Language Diversity

More than 20 languages spoken in addition to English.

Students of Color:

More than 54%

Phoebe Search of The Elisabeth Morrow School

Phoebe Search, Director of Diversity, Equity, Inclusivity, and Belonging (DEIB)

Phoebe Search has been a member of the larger independent school community in New York City for the last 23 years, working as a classroom teacher and DEIB practitioner since the beginning of her career.

Upon receiving her master’s degree in education from Bank Street College and an M.Ed. in Private School Leadership from the Klingenstein Institute at Teachers College, Columbia University, Search committed to a life of service for all students and families, many of whom are navigating the world of private schools for the first time.

Search has been an educator at EMS since the fall of 2016, coinciding with her twin sons’ Kindergarten year in Chilton House. Since that time, she has been a member of the Morrow House Orchestra, an advisor for the Diversity of Identity Elective and the Gay-Straight Alliance, and last year, served as a remote third- and fourth-grade teacher in Little School.

Search and her family are thrilled to be devoted members of the EMS community.

icon of an apple

We can see your child succeeding here —

At EMS, someone is always available to talk.
Let's get to know each other!

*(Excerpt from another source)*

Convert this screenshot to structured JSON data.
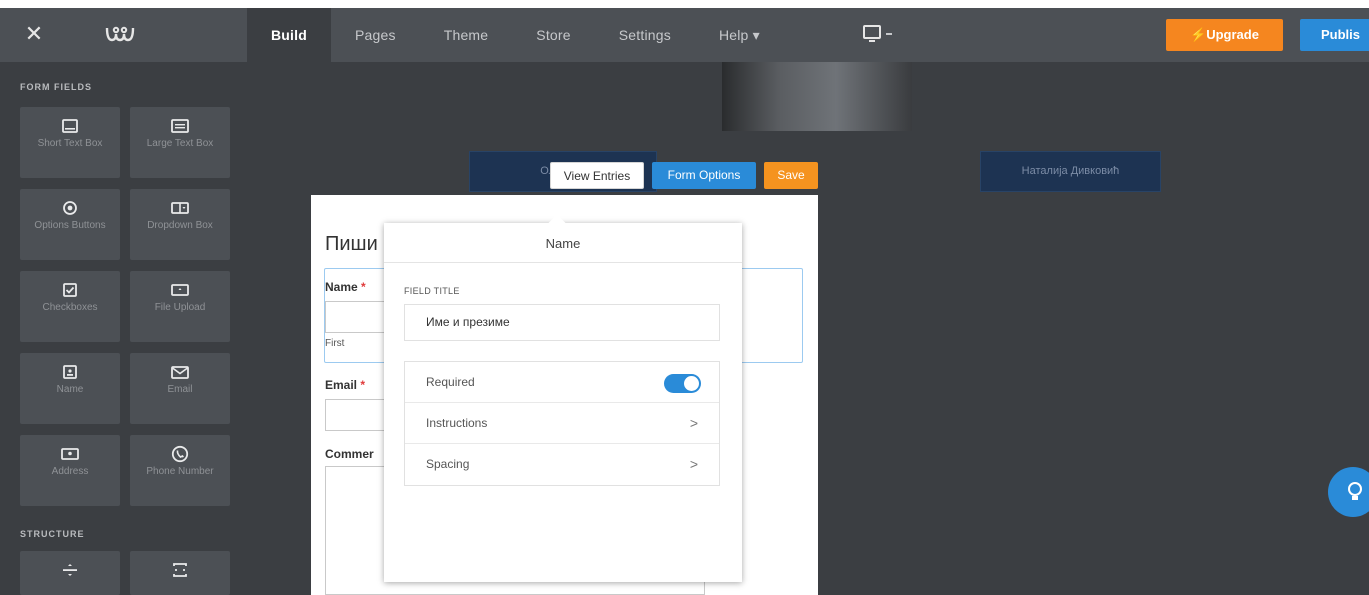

eagle looking right eagle looking left

Sign up for newsletter updates